“The album is heavy on the downer side as the dude raps about consuming a grocery list of drugs, keeping his shirt on during sex, and choking back tears while packing up his dead friend’s bedroom…his beats are lo-fi, gritty, and sometimes so skeletal they make Thayer’s caustic words sound even bleaker—I had to take a few breaks in order to make it through the whole album, but it’s worth it.”

Zadie Smith defines joy as “that strange admixture of terror, pain, and delight.” With equal parts excitement and crippling anxiety, my body vibrated as I read the review. I was still wavering over whether to release the work, fearing people would conflate person and persona. The speaker was me, but also, decidedly not me: I didn’t take that much Oxycodone; I wasn’t generally prone toward the reckless, destructive and irresponsible sex the speaker recounts. Some of it was facsimile of my experience, and some of it explicit invention, with no decoder to untangle fact from lurid fiction, art from artist. 

I was second guessing the raw obscenity of it all, wishing I hadn’t distilled the experience to such grotesque concentration—to the point that the music was so unsettling that the listener needed “a few breaks in order to make it through the whole album.” I flinched. I didn’t release Bummer Summer for another five months, not until I was thousands of miles away from Chicago, blowing my savings wandering in South America while I waited to hear back from MFA programs. 

We didn’t release the final two Hotegaia albums until this last winter, five years after they were recorded, long past the period of anything broaching popularity. Nick had sat with the recordings, unwilling to master them, lest he submerge himself in the emotions of that life again, a place he was so far from, living a relatively happy and stable existence now in Seattle.

Maybe this was fitting.
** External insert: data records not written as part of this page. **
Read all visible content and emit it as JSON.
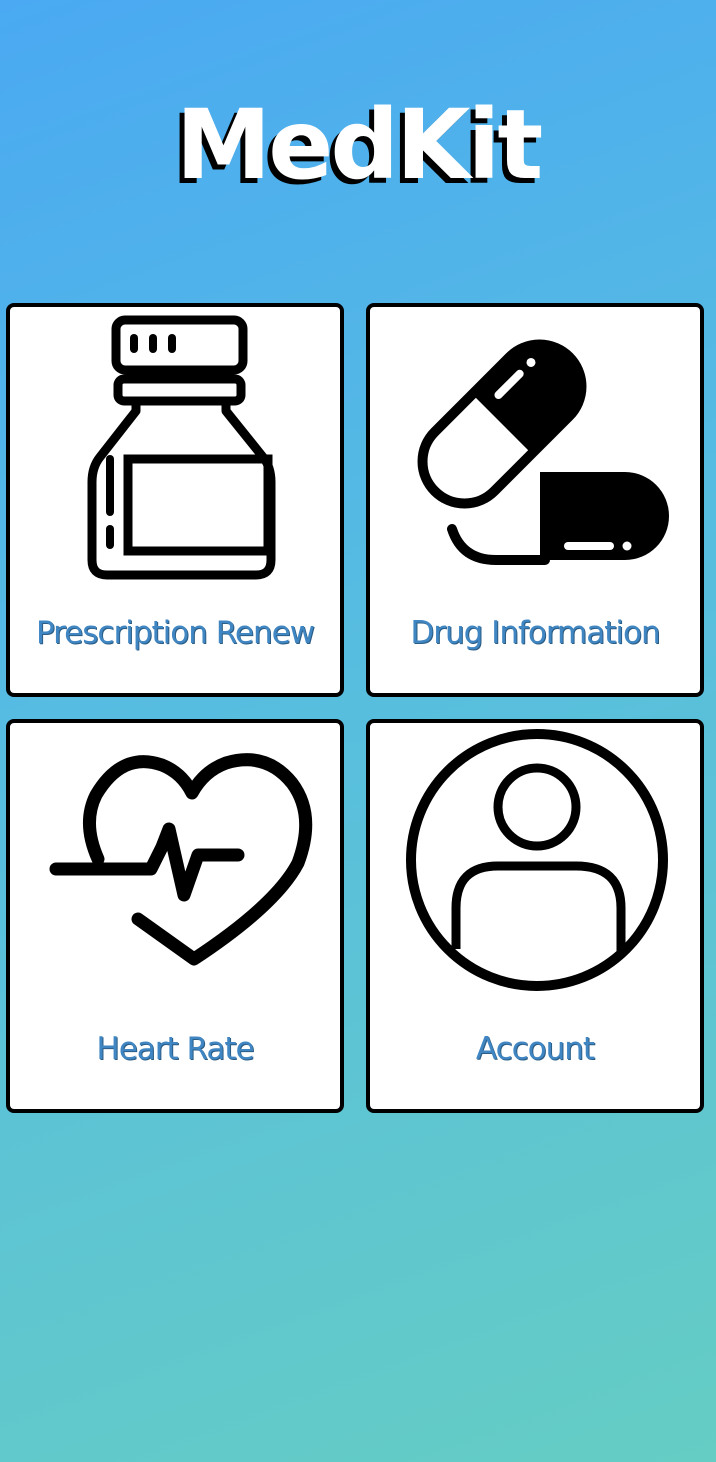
{
  "app": {
    "title": "MedKit"
  },
  "menu": {
    "items": [
      {
        "label": "Prescription Renew",
        "icon": "pill-bottle-icon"
      },
      {
        "label": "Drug Information",
        "icon": "capsules-icon"
      },
      {
        "label": "Heart Rate",
        "icon": "heart-pulse-icon"
      },
      {
        "label": "Account",
        "icon": "user-account-icon"
      }
    ]
  },
  "colors": {
    "label": "#3f86c2",
    "background_top": "#4aa9f2",
    "background_bottom": "#65cdc3"
  }
}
It was never about the audience. It was about the process of playing the songs, again and again, internalizing the words, the rage behind a tom hit, the melancholy within a guitar strum so that the pain became performance, a construct we controlled. When I listen to these albums now, I am not flung headlong, back into the specific sadness from which they were birthed. They are just songs.


One night, before Nick left Chicago, the two of us picked up burritos and a six pack and headed to the practice space. On our way there, a guy in a leather jacket darted out of an alley. 

“Really?” Nick said, his disbelief justified, this the second time we’d been mugged at gun point in less than a year.

This mugging was different from the first. The first time, I had felt no fear. Now, I was terrified his fingers might flex and I’d be gone. I didn’t want to die. I wanted to play the show we had booked that weekend. I wanted to go to grad school, to return to writing, to drink a beer on the rooftop of our apartment in the middle of the day. I wanted to fall in love again, to unearth another’s private history, and to share, generously, my own. 

And so, I relinquished the money in my wallet, set it on the asphalt and put my hands back up. The man looked at me. Then down at the wallet. Satisfied, he snatched my offering and darted back into the night.